Closing the Distance: Chasing a Father’s Olympic Fencing Legacy
By Jeff Bukantz
Acanthus Publishing, 269 pages, $19.95.
When your father is an American fencing icon and your mother is a Holocaust survivor, the 1972 Munich Olympics might seem significantly poignant. Especially if you had met Andre Spitzer, the Israeli fencing coach, just days before he and 10 of his countrymen at the games were killed by terrorists.
For Jeff Bukantz, it is. Sort of. At least that’s where he developed fencing fever.
When he was younger, Bukantz didn’t naturally gravitate toward the foil like his father, Danny, who was a four-time Olympian, 13-time national champion and a 1950 Maccabiah Games gold-medalist. Rather, Bukantz was unceremoniously pushed into the sport by a gym teacher during his junior year at Forest Hills High School in Queens.
The previous summer, in 1972, Bukantz traveled to Munich with his father, while his mother deliberately avoided Germany by going to Israel. His father refereed his sixth (of eight) Olympics, leaving the 14-year-old American free to ogle European girls, explore beer halls and scalp tickets to the closing ceremony.
After the fencing events concluded, the family reunited on the French Riviera, only to learn, from a waiter at dinner, about the terrorist acts.
But there’s no telling what effect, if any, the news had on Bukantz’s newfound desire to compete, or on his later involvement with Maccabi USA/Sports for Israel. In his new autobiography, “Closing the Distance,” Bukantz shallowly explores his motivations during his 32-year quest to duplicate his father’s fencing legacy — other than a rosy and unflinching pride for his dad, and an impetuous vengeance directed toward foes and uncompromising officials.

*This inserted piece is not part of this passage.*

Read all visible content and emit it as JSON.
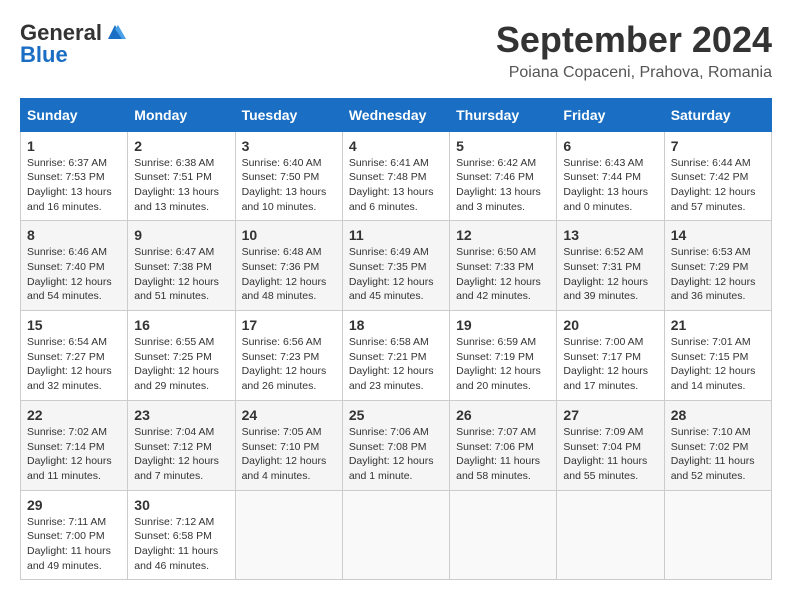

Bukantz loads his saga with action and emotion as he attempts to qualify for the ’84 and ’88 Olympic teams; competes in three Maccabiah Games; finally referees the 1996 Atlanta Olympics, and serves as a nonplaying captain at the 2004 Athens Games, witnessing America’s first Olympic fencing gold medal in 100 years. But he never tells his father’s side — never seems to ask, really — about how the 89-year-old felt about his son copying his goals. As a result, instead of offering a fascinating father-son saga, some of Bukantz’s most gratifying achievements end with flaccid denouements, such as: “I can’t imagine how proud he is of his son.”
The book is best when it offers nuances about the sport — such as how fencers suffer countless abrasions despite being fully clothed, and how mightily the scrapes sting in the shower. But those moments are rare.
Bukantz fails to establish why he thinks refereeing is as prestigious as competing when referees receive no reward for perfection (he spends years coveting a chance to ref at the Olympics). Or why winning gold in the épée division at the 1985 Maccabiah Games (which his father had never done) is less satisfying than winning his dad’s gold in foil at the Maccabiah Games (which he finally does in his third attempt, in 1989, while — inexplicably — skipping his hard-earned chance to compete at the World Championships, a more prestigious and difficult tournament during the same dates).
Instead, readers must parry cliché after cliché, including the one he uses 52 times to describe his single-minded quest “to follow in his father’s footsteps.”
In the end, it turns out that his father’s fencing mantra, “Keep your distance,” leads to success on the strip but not in storytelling, because Bukantz stays too far away and misses his opportunities to touch the reader.
Aimee Berg is a former NBC Olympic researcher.